BASF and Corteva have filed separate motions to intervene following the decision by the United States Court of Appeals for the Ninth Circuit to vacate the federal registrations of three dicamba-based herbicides — Bayer/Monsanto’s XtendiMax; DuPont’s FeXapan; and BASF’s Engenia. The Court’s June 3, 2020 decision brought both BASF and Corteva products into the case for the first time.
BASF has made the request to intervene after careful consideration of the sudden and severe financial impact vacating the registration has had on farmers during this critical application time, when farmers now have less than a month to protect millions of acres under threat from resistant weeds. The Ninth Circuit’s decision has caused chaos among the agricultural community and threatens the livelihood of countless U.S. farmers. Seeking to make matters worse, the challengers have now asked the Ninth Circuit to undo the EPA’s order which implemented the panel’s decision and addressed the uncertainty it caused.
“Taking this action during the height of the application season gives no regard to the significant investments farmers have made in their businesses and leaves them without viable options for the growing season,” said Paul Rea, Senior Vice President, BASF Agricultural Solutions North America. “Farming is difficult even in the best of times and remains challenging. Making this decision now, when weed resistance continues to threaten farming operations, is disastrous for our customers. Farmers have counted on applications of dicamba-based products to control troublesome weeds for decades, and they continue to need these tools now and in the future.”
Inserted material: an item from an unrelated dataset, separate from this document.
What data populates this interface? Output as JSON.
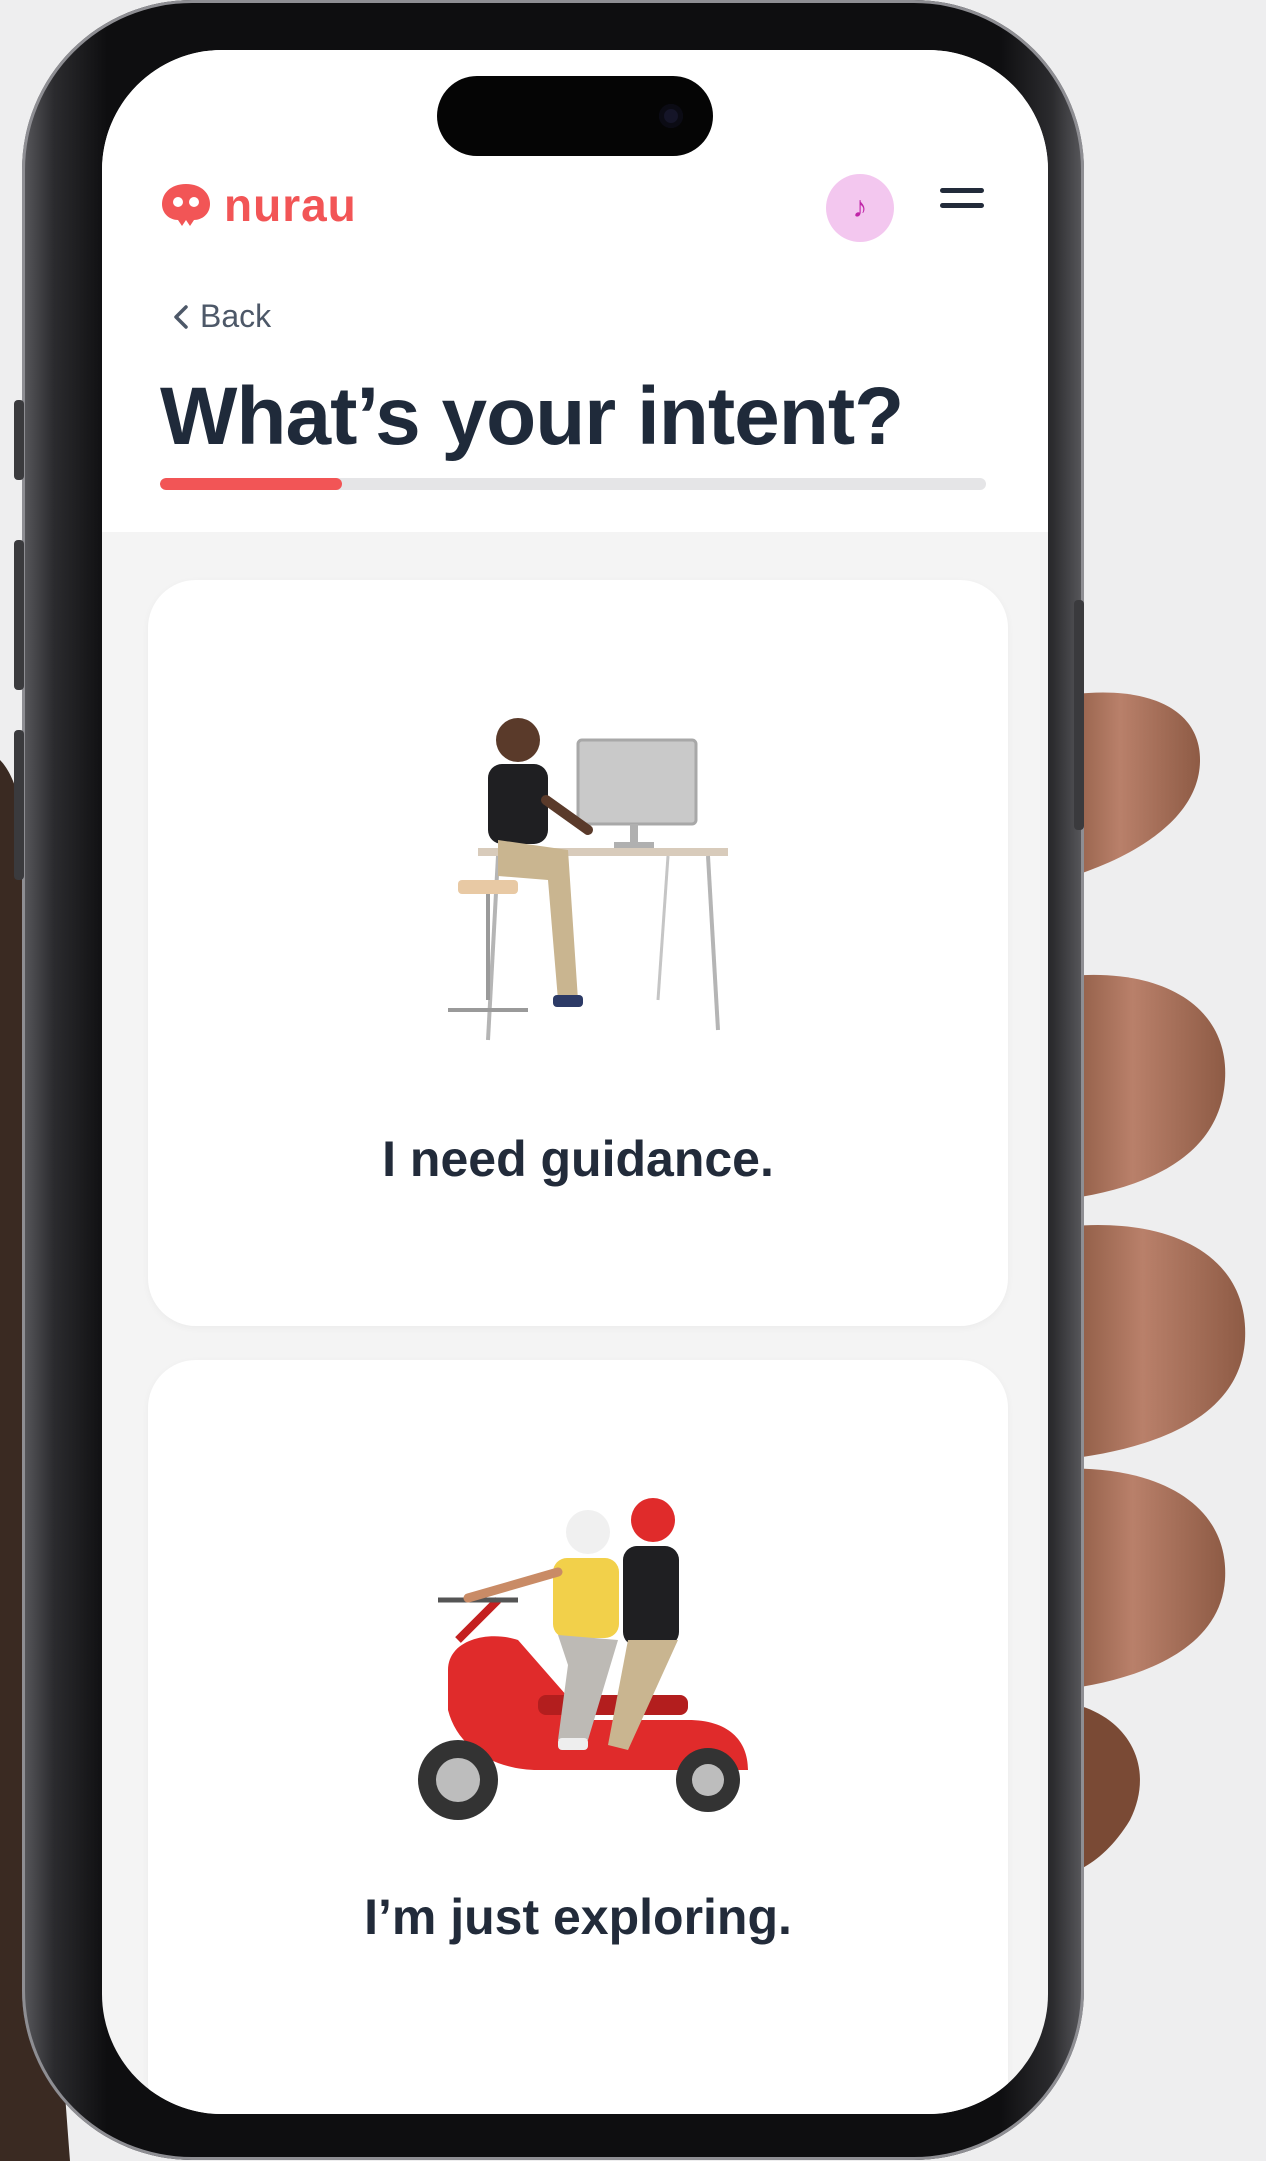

Corteva’s news release stated, “Corteva is seeking to intervene to preserve our rights and to support the rights of customers to use the impacted dicamba weed control technologies. We believe dicamba is an effective weed management tool for farmers when used according to the label. We also seek to preserve the role of the U.S. EPA to administer the Federal Insecticide, Fungicide & Rodenticide Act (FIFRA), including granting or cancelling crop protection product registrations, for the benefit of agriculture and society.”
Farmers have used the dicamba-based herbicides since 2016 to allow for clean fields and robust yields of dicamba-tolerant soybeans and cotton.
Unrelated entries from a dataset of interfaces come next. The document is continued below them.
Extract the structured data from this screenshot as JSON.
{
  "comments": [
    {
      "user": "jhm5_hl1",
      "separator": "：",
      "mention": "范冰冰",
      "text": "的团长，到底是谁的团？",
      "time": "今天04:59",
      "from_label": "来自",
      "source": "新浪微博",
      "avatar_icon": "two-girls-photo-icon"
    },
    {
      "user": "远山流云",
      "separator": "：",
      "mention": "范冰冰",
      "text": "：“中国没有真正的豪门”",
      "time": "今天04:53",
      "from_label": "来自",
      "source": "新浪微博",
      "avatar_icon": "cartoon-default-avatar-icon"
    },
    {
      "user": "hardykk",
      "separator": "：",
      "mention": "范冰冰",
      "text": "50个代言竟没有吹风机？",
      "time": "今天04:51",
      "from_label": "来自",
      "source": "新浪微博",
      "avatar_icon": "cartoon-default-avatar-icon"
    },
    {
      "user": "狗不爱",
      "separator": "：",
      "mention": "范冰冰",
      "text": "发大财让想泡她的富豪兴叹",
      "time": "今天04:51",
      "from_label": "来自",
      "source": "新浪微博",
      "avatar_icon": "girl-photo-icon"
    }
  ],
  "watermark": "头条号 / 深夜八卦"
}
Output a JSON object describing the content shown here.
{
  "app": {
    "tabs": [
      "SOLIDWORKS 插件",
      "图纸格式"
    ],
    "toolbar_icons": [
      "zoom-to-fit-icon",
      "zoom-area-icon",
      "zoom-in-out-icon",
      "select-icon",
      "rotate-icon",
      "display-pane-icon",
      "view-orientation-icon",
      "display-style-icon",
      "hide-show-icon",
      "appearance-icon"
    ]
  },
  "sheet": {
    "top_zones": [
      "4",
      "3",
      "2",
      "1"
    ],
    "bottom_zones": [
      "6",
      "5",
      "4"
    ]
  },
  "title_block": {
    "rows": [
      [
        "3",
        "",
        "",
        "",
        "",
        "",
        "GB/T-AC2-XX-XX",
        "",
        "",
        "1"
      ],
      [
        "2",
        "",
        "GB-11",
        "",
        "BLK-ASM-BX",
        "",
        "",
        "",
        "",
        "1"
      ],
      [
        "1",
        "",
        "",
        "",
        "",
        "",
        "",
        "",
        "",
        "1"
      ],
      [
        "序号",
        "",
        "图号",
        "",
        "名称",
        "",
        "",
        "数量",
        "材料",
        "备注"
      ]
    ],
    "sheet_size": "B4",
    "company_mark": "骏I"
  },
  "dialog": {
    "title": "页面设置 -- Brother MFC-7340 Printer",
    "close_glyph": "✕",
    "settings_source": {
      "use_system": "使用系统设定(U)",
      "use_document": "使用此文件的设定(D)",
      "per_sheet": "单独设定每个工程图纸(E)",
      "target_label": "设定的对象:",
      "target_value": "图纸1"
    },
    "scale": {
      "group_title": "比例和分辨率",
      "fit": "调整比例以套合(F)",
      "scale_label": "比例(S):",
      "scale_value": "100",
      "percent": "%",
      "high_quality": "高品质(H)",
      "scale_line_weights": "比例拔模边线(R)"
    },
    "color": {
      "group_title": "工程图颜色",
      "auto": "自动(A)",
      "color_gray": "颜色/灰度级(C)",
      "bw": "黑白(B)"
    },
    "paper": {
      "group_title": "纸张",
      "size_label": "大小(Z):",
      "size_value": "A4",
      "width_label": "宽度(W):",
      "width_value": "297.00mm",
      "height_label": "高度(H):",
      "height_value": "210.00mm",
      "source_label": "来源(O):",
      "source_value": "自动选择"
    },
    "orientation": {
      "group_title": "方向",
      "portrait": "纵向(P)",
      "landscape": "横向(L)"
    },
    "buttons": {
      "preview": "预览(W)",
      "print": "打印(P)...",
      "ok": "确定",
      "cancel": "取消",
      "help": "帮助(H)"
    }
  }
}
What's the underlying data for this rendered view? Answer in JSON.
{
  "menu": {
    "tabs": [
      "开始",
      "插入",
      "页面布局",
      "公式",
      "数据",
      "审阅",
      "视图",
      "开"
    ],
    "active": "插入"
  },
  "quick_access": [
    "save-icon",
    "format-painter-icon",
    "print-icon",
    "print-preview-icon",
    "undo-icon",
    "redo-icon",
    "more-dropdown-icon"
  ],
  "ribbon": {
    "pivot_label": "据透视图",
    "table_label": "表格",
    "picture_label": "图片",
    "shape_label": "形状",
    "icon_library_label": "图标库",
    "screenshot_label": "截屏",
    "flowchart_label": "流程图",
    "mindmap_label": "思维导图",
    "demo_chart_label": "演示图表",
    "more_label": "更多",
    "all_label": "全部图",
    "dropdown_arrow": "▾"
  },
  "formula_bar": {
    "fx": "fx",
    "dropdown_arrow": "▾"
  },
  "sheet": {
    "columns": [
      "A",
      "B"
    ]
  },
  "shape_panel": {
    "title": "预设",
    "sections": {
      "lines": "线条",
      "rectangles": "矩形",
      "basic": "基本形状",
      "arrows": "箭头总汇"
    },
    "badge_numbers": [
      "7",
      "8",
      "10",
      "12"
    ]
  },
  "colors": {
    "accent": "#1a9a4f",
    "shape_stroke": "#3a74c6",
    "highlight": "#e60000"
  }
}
“Engenia and other dicamba-based herbicides are critical in ensuring the long-term sustainability of agriculture and crop protection products,” continued Rea. “Not only do they play a role in protecting crops, but also in ensuring an abundant, safe and affordable food supply. Continued innovation in crop protection and weed management must continue and be supported to sustain this industry.”
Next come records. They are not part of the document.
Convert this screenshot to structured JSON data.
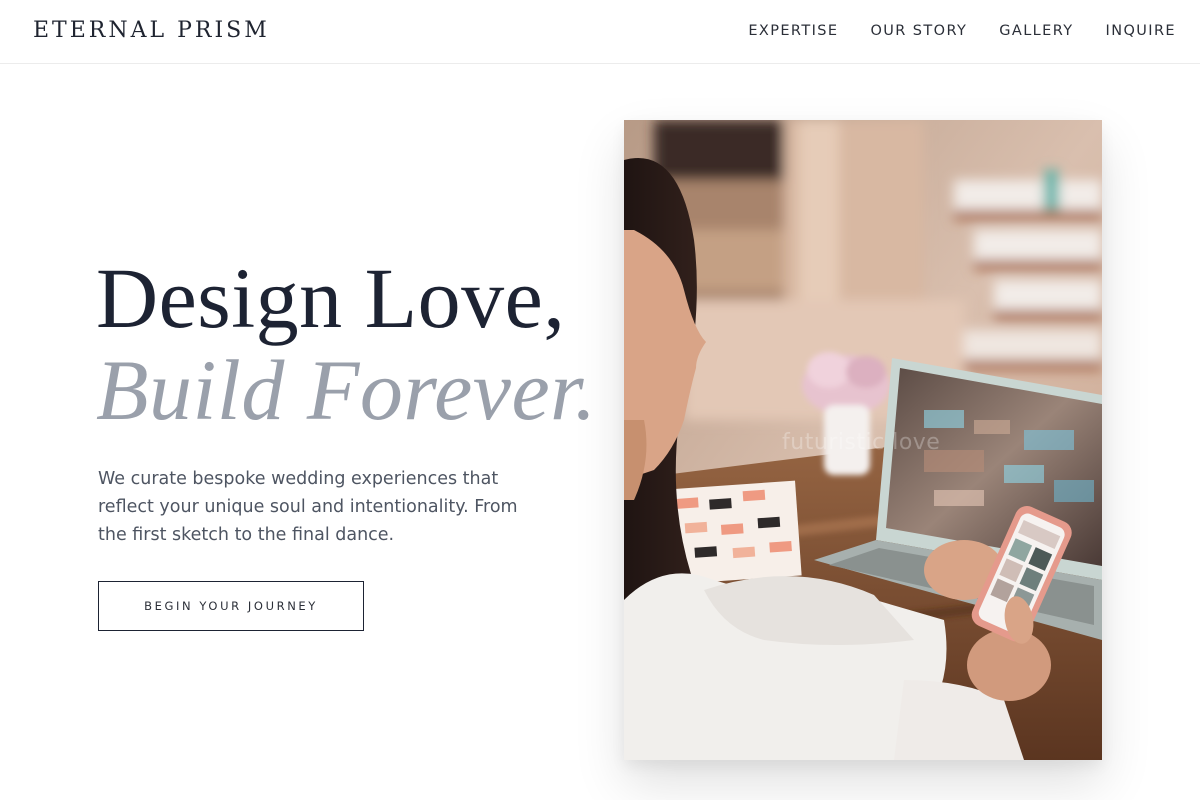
{
  "header": {
    "logo": "ETERNAL PRISM",
    "nav": [
      {
        "label": "EXPERTISE"
      },
      {
        "label": "OUR STORY"
      },
      {
        "label": "GALLERY"
      },
      {
        "label": "INQUIRE"
      }
    ]
  },
  "hero": {
    "headline_line1": "Design Love,",
    "headline_line2": "Build Forever.",
    "intro": "We curate bespoke wedding experiences that reflect your unique soul and intentionality. From the first sketch to the final dance.",
    "cta_label": "BEGIN YOUR JOURNEY",
    "image": {
      "subject": "woman at desk holding a phone in front of a laptop, with flowers and a notebook",
      "watermark": "futuristic love"
    }
  },
  "colors": {
    "headline_dark": "#1d2333",
    "headline_muted": "#9aa0ab",
    "body_text": "#4e5562",
    "background": "#ffffff"
  }
}
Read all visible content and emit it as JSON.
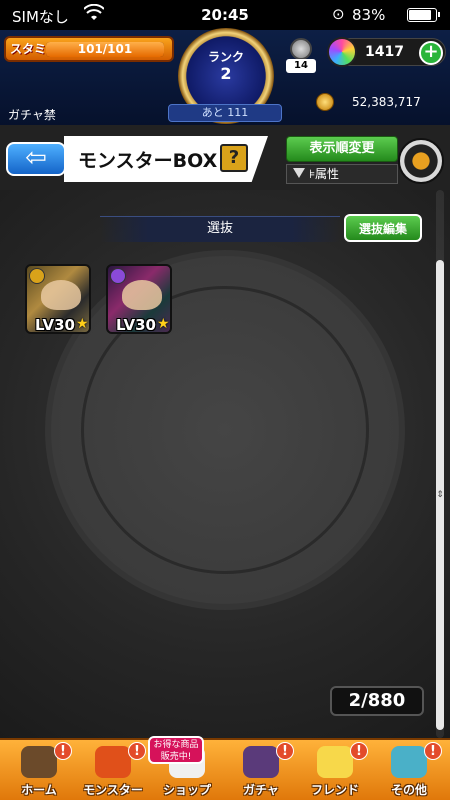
{
  "status_bar": {
    "carrier": "SIMなし",
    "time": "20:45",
    "battery_percent_text": "83%",
    "battery_level": 0.83
  },
  "header": {
    "stamina_label": "スタミナ",
    "stamina_text": "101/101",
    "stamina_fill": 1.0,
    "rank_label": "ランク",
    "rank_value": "2",
    "exp_remaining": "あと 111",
    "gacha_ban": "ガチャ禁",
    "item_level": "14",
    "orb_count": "1417",
    "orb_add_label": "+",
    "coin_count": "52,383,717"
  },
  "titlebar": {
    "back_label": "⇦",
    "title": "モンスターBOX",
    "help_label": "?",
    "sort_label": "表示順変更",
    "filter_mark": "⊧",
    "filter_label": "属性"
  },
  "main": {
    "section_label": "選抜",
    "edit_label": "選抜編集",
    "cards": [
      {
        "level": "LV30",
        "star": "★",
        "attribute": "light"
      },
      {
        "level": "LV30",
        "star": "★",
        "attribute": "dark"
      }
    ],
    "box_count": "2/880"
  },
  "nav": {
    "sale_badge": "お得な商品販売中!",
    "items": [
      {
        "label": "ホーム",
        "alert": "!",
        "color": "#6b4a2a"
      },
      {
        "label": "モンスター",
        "alert": "!",
        "color": "#e0501a"
      },
      {
        "label": "ショップ",
        "alert": "",
        "color": "#f0f0f0"
      },
      {
        "label": "ガチャ",
        "alert": "!",
        "color": "#5a3a7a"
      },
      {
        "label": "フレンド",
        "alert": "!",
        "color": "#f7d84a"
      },
      {
        "label": "その他",
        "alert": "!",
        "color": "#4ab0c8"
      }
    ]
  }
}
“I have been using Engenia for three years, and it is a critical part of my operation to reduce the threat of resistant weeds and ensure a successful yield each season,” said Brad Kallenbach, a soybean farmer from Jamestown, North Dakota. “My livelihood depends on tools like Engenia to tackle these challenges, and those of us that use it have dedicated a tremendous amount of time to ensure that we are doing it responsibly. The Court’s decision to vacate the Engenia registration leaves me with no good options for this year. It’s a steep cost that no grower under these circumstances was ready to bear.”